Following on from a recent post on the supposed existence of warrior women among the Vikings, here are three lectures by Professor Neil Price of the University of Aberdeen examining various aspects of the Medieval Scandinavian mind. The first presentation, The Children of Ash: Cosmology and the Viking Universe, is a good introduction to Norse mythology. It includes the most important figures and themes found in the sagas and pseudo-histories, most of which date from 13th century texts composed in Iceland (the Prose and Poetic Eddas).
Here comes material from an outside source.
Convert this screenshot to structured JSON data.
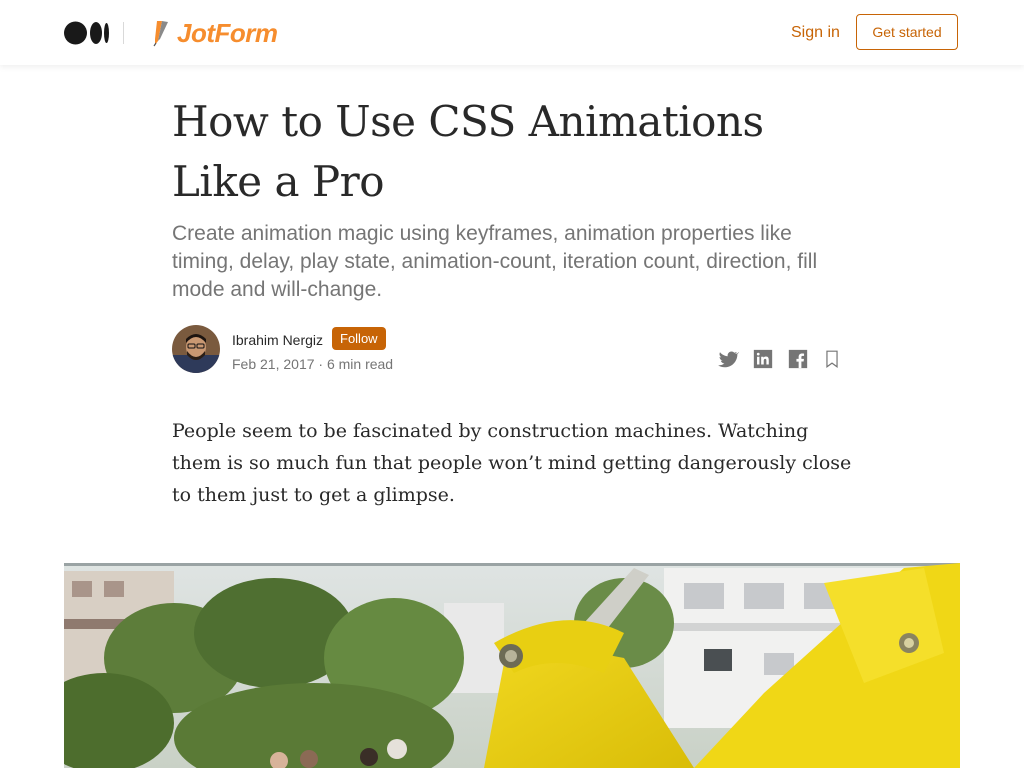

Interestingly the lecture touches upon the question of the Trolls, an intriguing class of supernatural being found in Icelandic literature. They were almost certainly related to the Jötnar, the traditional rivals of the Scandinavian gods, a name commonly – and somewhat erroneously – translated as Giants in modern texts (in fact they bear a marked resemblance to the Fomhóraigh, the opponents of the euhemerised Tuatha Dé Danann in Irish legend). However the earliest descriptions of the trolls make them exclusively female, gifted in magic, and prone to violence and promiscuity. Their sexual intrigues extended to mortal men but not to the gods, some of whom, like Thor, devoted considerable energy to thrashing them. This marks the Trolls out from their folkloric successors, who became more solitary in nature and of both genders.
A good modern, scholarly examination of the “troll-wives” can be found in the 2005 compendium The Shadow Walkers: Jacob Grimm’s Mythology of the Monstrous, edited by Tom Shippey.